While my new next door neighbours were fetching their various garden furniture I spotted a bird table with a high roof, just ideal for holding a miniature video camera. I asked them where it came from, hoping I could buy one. To my amazement I was given theirs. It had been made for them but they already have several others. Once the weather warmed up a tad I gave it a couple of coats of wood preservative and erected it last weekend:
It was just in time. When I dismantled the old one it just fell into many rotten pieces. The birds are slowly getting used to the new one so I should have some photos of its visitors soon.
When I get fed up standing in the kitchen waiting for birds to arrive I can watch the video feed. The still camera in the kitchen is fitted with a wireless shutter control so when I see a bird arrive I can operate the camera remotely from the living room. That way I might catch the rarer or shy visitors which don't come if they can see activity through the kitchen window.
I have been adding to my small collection of orchids now I have found which seem to be happy in the conditions I can provide.

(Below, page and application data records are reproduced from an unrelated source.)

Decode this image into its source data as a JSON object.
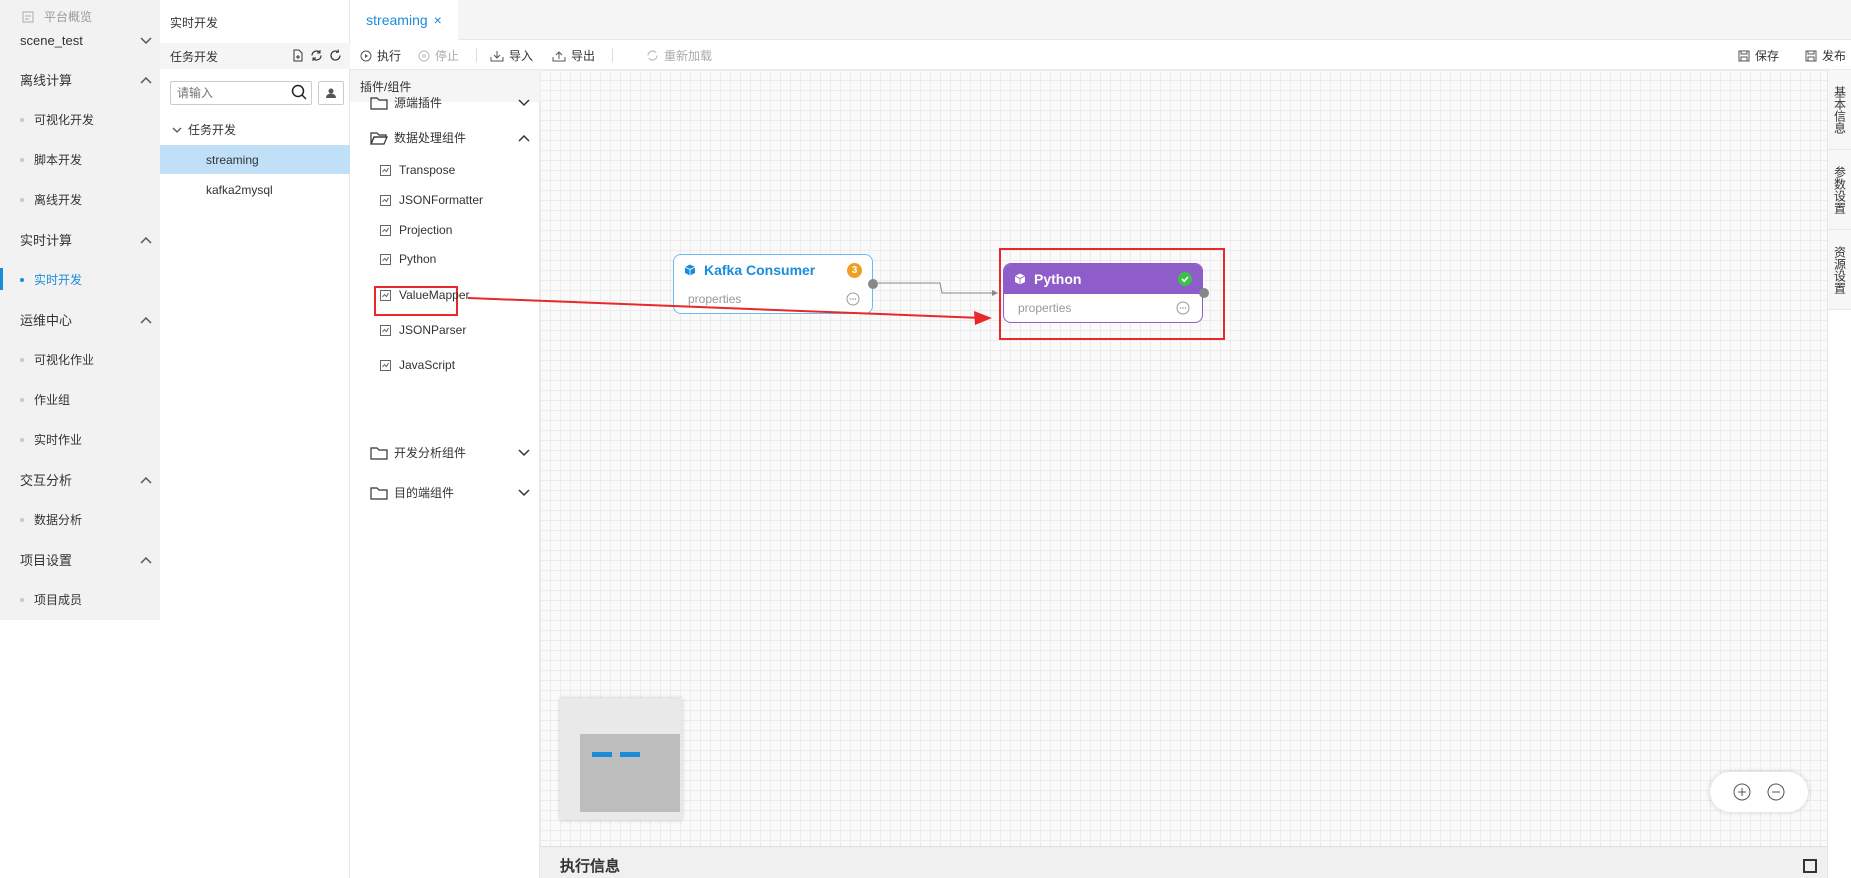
{
  "leftnav": {
    "overview": "平台概览",
    "project": "scene_test",
    "groups": [
      {
        "label": "离线计算",
        "items": [
          "可视化开发",
          "脚本开发",
          "离线开发"
        ]
      },
      {
        "label": "实时计算",
        "items": [
          "实时开发"
        ]
      },
      {
        "label": "运维中心",
        "items": [
          "可视化作业",
          "作业组",
          "实时作业"
        ]
      },
      {
        "label": "交互分析",
        "items": [
          "数据分析"
        ]
      },
      {
        "label": "项目设置",
        "items": [
          "项目成员"
        ]
      }
    ],
    "active_item": "实时开发"
  },
  "taskpanel": {
    "title": "实时开发",
    "subtitle": "任务开发",
    "search_placeholder": "请输入",
    "tree_root": "任务开发",
    "items": [
      "streaming",
      "kafka2mysql"
    ],
    "selected": "streaming"
  },
  "tabs": [
    {
      "label": "streaming",
      "close": "×"
    }
  ],
  "toolbar": {
    "run": "执行",
    "stop": "停止",
    "import": "导入",
    "export": "导出",
    "reload": "重新加载",
    "save": "保存",
    "publish": "发布"
  },
  "components": {
    "header": "插件/组件",
    "folders": [
      {
        "label": "源端插件",
        "expanded": false
      },
      {
        "label": "数据处理组件",
        "expanded": true,
        "items": [
          "Transpose",
          "JSONFormatter",
          "Projection",
          "Python",
          "ValueMapper",
          "JSONParser",
          "JavaScript"
        ]
      },
      {
        "label": "开发分析组件",
        "expanded": false
      },
      {
        "label": "目的端组件",
        "expanded": false
      }
    ]
  },
  "canvas": {
    "nodes": [
      {
        "title": "Kafka Consumer",
        "body": "properties",
        "badge": "3",
        "color": "#1a8cdb"
      },
      {
        "title": "Python",
        "body": "properties",
        "status": "ok",
        "color": "#8e5dc9"
      }
    ]
  },
  "rightbar": {
    "tabs": [
      "基本信息",
      "参数设置",
      "资源设置"
    ]
  },
  "execinfo": {
    "title": "执行信息"
  },
  "colors": {
    "accent": "#1a8cdb",
    "highlight": "#e8282b",
    "python_node": "#8e5dc9"
  }
}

Recently received was another Phalaenopsis orchid.
Unfortunately part of the flower stem broke in transit:
There is just one bloom left on the plant but it may produce some more as there are 'buds' along the spike which sometimes produce new flowers.
Also I have received a miniature Cymbidium which is in flower:
My original collection of Cymbidiums haven't flowered for about three years. Last Spring I split and repotted them. They are all showing new growths and one has rewarded me with a flower spike which will take several weeks before it is ready to show its flowers:
To finish off here is last week's weird photo alongside the original:
As well as distorting the photo to make a 'tiny planet' I added some atmospheric clouds.
It was in July last year when I wrote about the covers being erected over the village church roof as extensive repairs were about to begin. This morning I see they are finally being removed and the tons of scaffolding being dismantled:
That reminded me it was about time I had a look in the churchyard to see whether the Snowdrops and Winter Aconite had survived all the activity:
No problems there. In fact the Winter Aconite is looking better than it has for several years.
Sometimes bird seed gets under the seed tray on the bird table.
No problem for the Grey Squirrel:
As the daylight lengthens there are gradually more and more voices added to the dawn chorus. Yesterday it was a Song Thrush drowning out the chatter from the House Sparrows. This morning a Mistle Thrush could be heard in the distance.